Andreas Peter, University of Twente
November 8, 2017 10:30am, in DC 1304
In 2009, Gentry presented the first Fully Homomorphic Encryption (FHE) scheme, which roughly speaking supports arbitrary computation over encrypted data without the need to decrypt. While, theoretically, FHE schemes can be used in many settings to provide data privacy, in practice they suffer from severe efficiency drawbacks. Somewhat Homomorphic Encryption (SWHE), on the other hand, constitutes a relaxed form of FHE which only supports the computation of a limited set of functions on encrypted data (i.e., functions that can be represented as an arithmetic circuit with fixed and restricted amounts of additions and multiplications).
In this talk, I would like to give a short introduction to SWHE and show that the limited functionality of SWHE schemes can be sufficient to provide data privacy in specific application scenarios and, most importantly, can lead to constructions efficient enough for practical use. Concretely, I will look at two example applications from different domains: (1) enhancing privacy in recommender systems based on social networks and (2) privately outsourcing forensic image recognition. Using the different characteristics of these settings, I will identify some features of SWHE which make the further study of this type of encryption within the area of Privacy-Enhancing Technologies particularly worthwhile.
Andreas Peter graduated with a M.Sc. in mathematics at both the University of Cambridge (UK) and the University of Oldenburg (Germany) in 2008 and 2009, respectively. Subsequently, he received the Ph.D. in computer science from the Technical University of Darmstadt (Germany) in 2013. His Ph.D. thesis deals with the topic of secure outsourcing of computation with a special focus on homomorphic encryption. Since 2014, he is employed as an Assistant Professor at the chair of Services, Cybersecurity and Safety at the University of Twente (NL). His research interests include both fundamental and applied security and privacy aspects in IT systems with a focus on privacy-enhancing technologies, cryptographic protocol design and analysis, as well as the application and theory of functional and homomorphic encryption.
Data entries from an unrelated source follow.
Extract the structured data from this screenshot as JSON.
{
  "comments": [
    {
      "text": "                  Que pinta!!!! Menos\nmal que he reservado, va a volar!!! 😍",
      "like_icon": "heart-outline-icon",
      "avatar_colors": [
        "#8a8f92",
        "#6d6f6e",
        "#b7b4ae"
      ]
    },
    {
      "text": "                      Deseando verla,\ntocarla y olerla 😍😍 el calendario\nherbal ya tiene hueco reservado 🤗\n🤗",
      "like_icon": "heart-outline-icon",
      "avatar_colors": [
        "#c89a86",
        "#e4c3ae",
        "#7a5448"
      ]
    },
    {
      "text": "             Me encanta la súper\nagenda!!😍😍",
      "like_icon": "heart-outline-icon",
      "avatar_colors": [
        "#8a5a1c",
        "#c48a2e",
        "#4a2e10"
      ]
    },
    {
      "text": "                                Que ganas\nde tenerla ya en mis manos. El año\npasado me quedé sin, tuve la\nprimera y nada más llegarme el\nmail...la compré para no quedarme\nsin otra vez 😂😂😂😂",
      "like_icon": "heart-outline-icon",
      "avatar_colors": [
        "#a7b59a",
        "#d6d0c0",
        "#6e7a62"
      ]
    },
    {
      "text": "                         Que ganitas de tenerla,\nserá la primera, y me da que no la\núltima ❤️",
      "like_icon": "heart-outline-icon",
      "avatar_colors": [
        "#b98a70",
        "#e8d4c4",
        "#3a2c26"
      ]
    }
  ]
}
He served on the program committees of several workshops and conferences devoted to information security and privacy. Since 2015, he serves on the Editorial Board of the MDPI Open Access Journal on Cryptography and the SpringerOpen EURASIP Journal on Information Security.